Dataset records
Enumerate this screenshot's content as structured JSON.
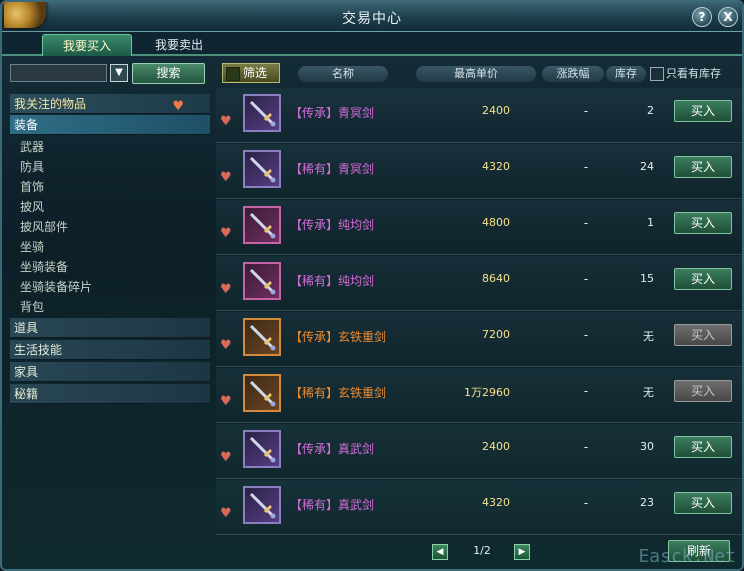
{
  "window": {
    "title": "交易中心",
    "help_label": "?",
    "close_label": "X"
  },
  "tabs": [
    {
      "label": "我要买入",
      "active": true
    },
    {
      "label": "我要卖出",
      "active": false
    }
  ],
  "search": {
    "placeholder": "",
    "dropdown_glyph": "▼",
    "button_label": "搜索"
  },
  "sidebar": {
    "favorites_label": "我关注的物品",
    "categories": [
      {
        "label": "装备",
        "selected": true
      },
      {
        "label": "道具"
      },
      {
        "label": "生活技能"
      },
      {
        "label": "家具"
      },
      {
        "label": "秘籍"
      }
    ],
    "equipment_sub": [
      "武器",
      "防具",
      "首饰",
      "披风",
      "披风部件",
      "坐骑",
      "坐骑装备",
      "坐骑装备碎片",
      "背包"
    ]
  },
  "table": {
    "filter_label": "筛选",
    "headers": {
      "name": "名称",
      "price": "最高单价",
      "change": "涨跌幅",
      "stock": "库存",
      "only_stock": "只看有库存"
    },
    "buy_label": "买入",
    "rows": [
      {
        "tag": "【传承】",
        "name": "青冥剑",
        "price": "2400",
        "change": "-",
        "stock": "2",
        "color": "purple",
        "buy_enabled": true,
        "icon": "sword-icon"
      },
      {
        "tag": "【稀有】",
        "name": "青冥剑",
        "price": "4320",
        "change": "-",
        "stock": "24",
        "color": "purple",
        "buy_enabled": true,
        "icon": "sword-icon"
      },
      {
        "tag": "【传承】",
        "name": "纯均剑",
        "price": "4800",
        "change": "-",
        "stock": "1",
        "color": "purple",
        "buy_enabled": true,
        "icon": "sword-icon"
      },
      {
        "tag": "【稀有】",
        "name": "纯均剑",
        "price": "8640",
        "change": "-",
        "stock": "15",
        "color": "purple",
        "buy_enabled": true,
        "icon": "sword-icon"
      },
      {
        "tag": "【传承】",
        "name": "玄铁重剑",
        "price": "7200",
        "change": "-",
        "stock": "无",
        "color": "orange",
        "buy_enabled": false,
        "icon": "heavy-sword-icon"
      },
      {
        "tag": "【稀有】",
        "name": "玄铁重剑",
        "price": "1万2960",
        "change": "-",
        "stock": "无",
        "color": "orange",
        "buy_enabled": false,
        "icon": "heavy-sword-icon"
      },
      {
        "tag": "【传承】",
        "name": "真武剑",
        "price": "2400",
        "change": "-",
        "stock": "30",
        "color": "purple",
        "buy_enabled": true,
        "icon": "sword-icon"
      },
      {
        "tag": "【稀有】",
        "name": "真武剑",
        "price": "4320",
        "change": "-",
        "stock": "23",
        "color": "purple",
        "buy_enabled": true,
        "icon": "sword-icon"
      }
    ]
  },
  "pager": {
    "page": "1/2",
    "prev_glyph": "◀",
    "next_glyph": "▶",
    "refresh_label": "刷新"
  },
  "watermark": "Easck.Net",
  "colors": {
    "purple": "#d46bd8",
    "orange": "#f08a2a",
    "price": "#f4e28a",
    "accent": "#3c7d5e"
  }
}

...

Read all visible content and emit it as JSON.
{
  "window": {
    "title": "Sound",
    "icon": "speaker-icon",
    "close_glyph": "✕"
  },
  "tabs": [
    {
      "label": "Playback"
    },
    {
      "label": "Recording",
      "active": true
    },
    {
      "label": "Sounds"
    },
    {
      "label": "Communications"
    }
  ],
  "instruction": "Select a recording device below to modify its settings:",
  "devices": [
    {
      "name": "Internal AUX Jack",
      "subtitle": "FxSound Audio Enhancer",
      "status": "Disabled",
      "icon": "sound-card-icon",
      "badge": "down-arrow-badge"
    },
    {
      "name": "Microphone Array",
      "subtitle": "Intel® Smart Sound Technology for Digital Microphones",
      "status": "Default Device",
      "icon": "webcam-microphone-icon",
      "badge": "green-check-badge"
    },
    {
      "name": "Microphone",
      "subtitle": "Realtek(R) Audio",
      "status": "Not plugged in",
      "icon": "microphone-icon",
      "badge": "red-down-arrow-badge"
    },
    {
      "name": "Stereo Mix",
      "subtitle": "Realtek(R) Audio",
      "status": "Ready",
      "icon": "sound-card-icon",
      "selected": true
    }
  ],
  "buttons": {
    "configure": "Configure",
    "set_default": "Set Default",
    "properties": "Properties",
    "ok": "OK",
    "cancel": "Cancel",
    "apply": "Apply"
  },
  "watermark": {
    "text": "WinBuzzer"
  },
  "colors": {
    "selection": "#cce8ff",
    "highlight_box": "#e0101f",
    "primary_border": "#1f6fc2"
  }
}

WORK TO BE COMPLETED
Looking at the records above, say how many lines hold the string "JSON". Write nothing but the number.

TASK RESULT
2